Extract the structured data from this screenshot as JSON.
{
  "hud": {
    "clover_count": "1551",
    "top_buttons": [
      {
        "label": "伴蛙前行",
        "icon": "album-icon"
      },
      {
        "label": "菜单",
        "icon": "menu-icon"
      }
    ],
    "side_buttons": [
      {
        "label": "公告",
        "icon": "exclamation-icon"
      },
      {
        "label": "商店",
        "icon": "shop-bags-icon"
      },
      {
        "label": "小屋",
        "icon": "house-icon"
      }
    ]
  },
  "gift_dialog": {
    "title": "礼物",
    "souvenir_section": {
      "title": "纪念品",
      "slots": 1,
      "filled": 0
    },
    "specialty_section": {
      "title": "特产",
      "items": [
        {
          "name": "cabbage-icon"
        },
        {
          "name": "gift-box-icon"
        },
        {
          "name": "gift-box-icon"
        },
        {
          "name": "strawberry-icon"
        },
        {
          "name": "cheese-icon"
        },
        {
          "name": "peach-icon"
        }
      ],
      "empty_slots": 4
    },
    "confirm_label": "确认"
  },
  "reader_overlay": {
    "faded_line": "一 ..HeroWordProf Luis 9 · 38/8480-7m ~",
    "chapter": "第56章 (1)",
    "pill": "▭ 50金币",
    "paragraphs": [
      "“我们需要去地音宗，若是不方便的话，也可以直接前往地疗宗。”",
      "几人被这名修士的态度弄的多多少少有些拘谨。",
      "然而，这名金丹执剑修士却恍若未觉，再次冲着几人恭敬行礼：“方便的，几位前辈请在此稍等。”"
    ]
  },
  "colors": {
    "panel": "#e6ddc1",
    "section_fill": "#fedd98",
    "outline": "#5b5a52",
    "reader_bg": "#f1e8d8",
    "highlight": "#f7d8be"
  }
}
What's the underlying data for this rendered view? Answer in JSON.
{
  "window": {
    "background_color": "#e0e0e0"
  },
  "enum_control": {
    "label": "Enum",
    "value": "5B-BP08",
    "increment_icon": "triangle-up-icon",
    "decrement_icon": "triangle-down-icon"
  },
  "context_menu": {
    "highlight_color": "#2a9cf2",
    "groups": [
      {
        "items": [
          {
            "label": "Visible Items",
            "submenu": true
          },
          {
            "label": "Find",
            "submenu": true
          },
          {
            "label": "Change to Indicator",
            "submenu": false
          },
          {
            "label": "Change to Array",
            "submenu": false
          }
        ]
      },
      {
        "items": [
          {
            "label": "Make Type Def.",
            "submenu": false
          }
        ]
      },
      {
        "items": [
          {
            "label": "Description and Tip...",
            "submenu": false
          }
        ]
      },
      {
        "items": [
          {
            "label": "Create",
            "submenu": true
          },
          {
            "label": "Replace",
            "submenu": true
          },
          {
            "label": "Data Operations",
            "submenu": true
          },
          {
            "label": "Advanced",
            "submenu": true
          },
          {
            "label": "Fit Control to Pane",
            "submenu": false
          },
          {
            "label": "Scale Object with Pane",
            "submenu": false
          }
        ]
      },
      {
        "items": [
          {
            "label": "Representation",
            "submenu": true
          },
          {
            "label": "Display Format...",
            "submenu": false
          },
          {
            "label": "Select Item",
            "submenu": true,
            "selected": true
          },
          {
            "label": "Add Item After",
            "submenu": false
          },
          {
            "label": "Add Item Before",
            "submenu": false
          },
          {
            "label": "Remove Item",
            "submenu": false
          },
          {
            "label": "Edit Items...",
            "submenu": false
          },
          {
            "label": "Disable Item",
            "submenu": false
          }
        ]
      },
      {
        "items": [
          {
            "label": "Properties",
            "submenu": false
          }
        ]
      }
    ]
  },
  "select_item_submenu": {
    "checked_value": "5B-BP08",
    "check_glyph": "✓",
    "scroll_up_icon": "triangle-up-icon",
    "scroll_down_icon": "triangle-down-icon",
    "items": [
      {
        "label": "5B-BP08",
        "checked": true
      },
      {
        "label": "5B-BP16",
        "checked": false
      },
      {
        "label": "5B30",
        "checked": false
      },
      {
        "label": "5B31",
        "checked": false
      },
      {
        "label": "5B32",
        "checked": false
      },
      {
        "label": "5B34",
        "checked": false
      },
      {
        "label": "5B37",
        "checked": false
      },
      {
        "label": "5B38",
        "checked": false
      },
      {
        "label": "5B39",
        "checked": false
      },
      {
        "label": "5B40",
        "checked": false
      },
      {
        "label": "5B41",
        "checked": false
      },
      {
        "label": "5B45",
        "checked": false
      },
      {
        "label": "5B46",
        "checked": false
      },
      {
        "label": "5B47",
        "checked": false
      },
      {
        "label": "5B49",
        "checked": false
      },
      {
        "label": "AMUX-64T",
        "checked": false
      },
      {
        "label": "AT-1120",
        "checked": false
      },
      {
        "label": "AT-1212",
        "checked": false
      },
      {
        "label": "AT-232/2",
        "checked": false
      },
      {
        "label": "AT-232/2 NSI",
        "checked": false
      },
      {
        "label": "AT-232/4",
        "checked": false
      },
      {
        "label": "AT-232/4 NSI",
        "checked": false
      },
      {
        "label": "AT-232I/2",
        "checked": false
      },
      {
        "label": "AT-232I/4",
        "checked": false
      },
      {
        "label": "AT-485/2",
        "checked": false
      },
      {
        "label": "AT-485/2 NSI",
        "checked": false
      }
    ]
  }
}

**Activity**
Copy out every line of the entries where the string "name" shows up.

**Problem solution**
          "name": "cabbage-icon"
          "name": "gift-box-icon"
          "name": "gift-box-icon"
          "name": "strawberry-icon"
          "name": "cheese-icon"
          "name": "peach-icon"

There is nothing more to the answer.